• _About this exercise_:
Each line holding the word "emoji" must appear in the answer, copied from the entries.

################

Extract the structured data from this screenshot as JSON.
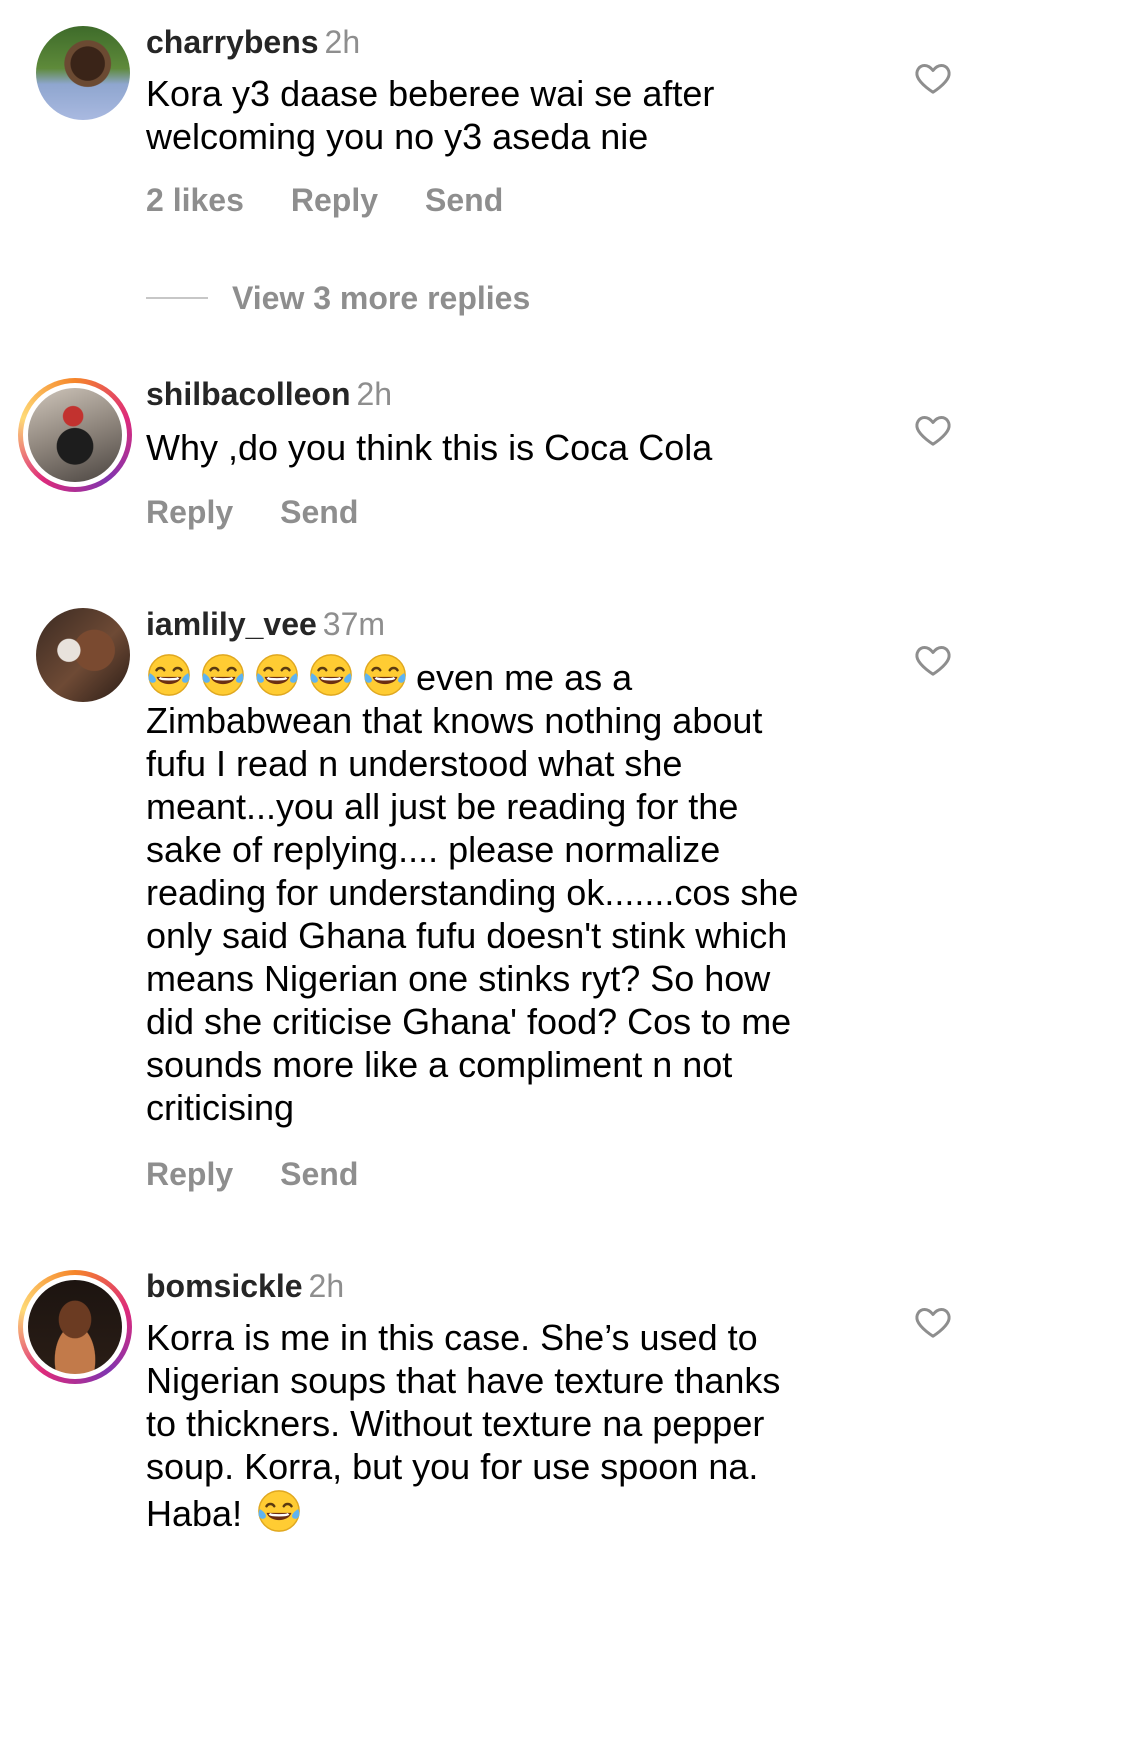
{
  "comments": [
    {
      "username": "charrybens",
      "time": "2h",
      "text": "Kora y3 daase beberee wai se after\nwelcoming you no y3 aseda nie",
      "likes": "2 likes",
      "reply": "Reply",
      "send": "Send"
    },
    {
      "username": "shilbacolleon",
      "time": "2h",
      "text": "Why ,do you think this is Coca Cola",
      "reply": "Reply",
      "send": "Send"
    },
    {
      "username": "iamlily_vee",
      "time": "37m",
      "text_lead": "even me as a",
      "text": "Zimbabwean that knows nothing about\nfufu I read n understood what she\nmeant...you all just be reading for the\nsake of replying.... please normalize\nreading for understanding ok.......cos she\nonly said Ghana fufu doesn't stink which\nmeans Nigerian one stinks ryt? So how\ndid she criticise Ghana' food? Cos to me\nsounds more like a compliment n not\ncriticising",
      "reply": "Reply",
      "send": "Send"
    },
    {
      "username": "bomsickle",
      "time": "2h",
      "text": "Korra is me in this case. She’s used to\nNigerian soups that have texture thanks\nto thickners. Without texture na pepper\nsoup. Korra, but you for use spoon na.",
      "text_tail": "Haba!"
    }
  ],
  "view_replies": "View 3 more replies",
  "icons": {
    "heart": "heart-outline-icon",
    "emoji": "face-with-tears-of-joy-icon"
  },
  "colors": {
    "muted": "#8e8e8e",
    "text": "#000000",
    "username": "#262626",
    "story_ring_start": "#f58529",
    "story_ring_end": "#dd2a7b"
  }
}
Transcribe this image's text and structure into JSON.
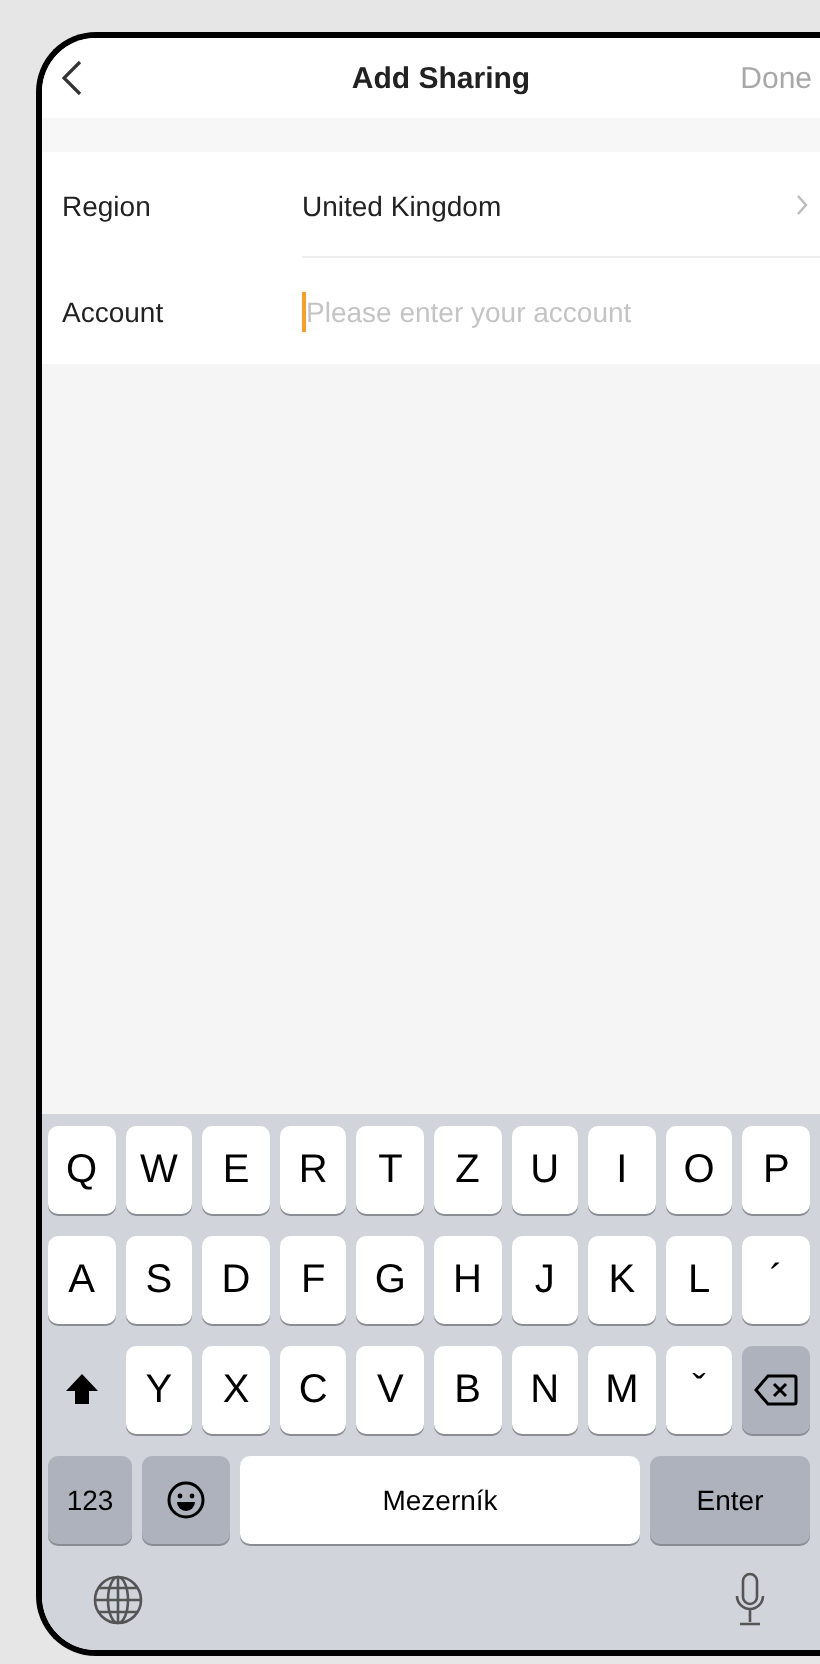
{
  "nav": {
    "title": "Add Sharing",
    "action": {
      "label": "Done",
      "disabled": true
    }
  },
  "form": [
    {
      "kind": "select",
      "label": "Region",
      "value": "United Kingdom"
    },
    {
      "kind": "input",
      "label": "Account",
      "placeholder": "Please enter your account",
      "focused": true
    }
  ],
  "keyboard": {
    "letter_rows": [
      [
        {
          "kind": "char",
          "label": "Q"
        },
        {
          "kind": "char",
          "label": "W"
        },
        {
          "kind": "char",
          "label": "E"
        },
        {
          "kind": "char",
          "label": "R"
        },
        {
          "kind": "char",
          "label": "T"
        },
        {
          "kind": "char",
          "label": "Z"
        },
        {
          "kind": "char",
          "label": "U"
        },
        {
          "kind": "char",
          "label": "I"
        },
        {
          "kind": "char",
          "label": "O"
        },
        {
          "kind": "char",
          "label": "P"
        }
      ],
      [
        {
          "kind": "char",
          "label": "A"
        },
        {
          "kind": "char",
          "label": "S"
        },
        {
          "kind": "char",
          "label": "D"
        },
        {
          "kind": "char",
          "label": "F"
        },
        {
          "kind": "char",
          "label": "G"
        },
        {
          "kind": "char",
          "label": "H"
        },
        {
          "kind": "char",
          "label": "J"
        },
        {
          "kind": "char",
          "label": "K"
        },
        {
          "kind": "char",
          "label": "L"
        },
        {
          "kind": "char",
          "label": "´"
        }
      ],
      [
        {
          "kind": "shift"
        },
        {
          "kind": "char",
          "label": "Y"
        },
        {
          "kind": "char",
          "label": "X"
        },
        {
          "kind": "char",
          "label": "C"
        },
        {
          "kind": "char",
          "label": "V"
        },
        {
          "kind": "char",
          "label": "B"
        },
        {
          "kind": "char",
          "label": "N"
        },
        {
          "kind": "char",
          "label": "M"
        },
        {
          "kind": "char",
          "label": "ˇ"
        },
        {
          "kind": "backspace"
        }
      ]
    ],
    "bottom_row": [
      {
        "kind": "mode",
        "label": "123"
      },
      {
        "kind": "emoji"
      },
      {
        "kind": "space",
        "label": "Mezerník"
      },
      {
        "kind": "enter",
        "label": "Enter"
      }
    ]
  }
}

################

• _Written answer_:
    "emoji": "face-with-tears-of-joy-icon"
        "kind": "emoji"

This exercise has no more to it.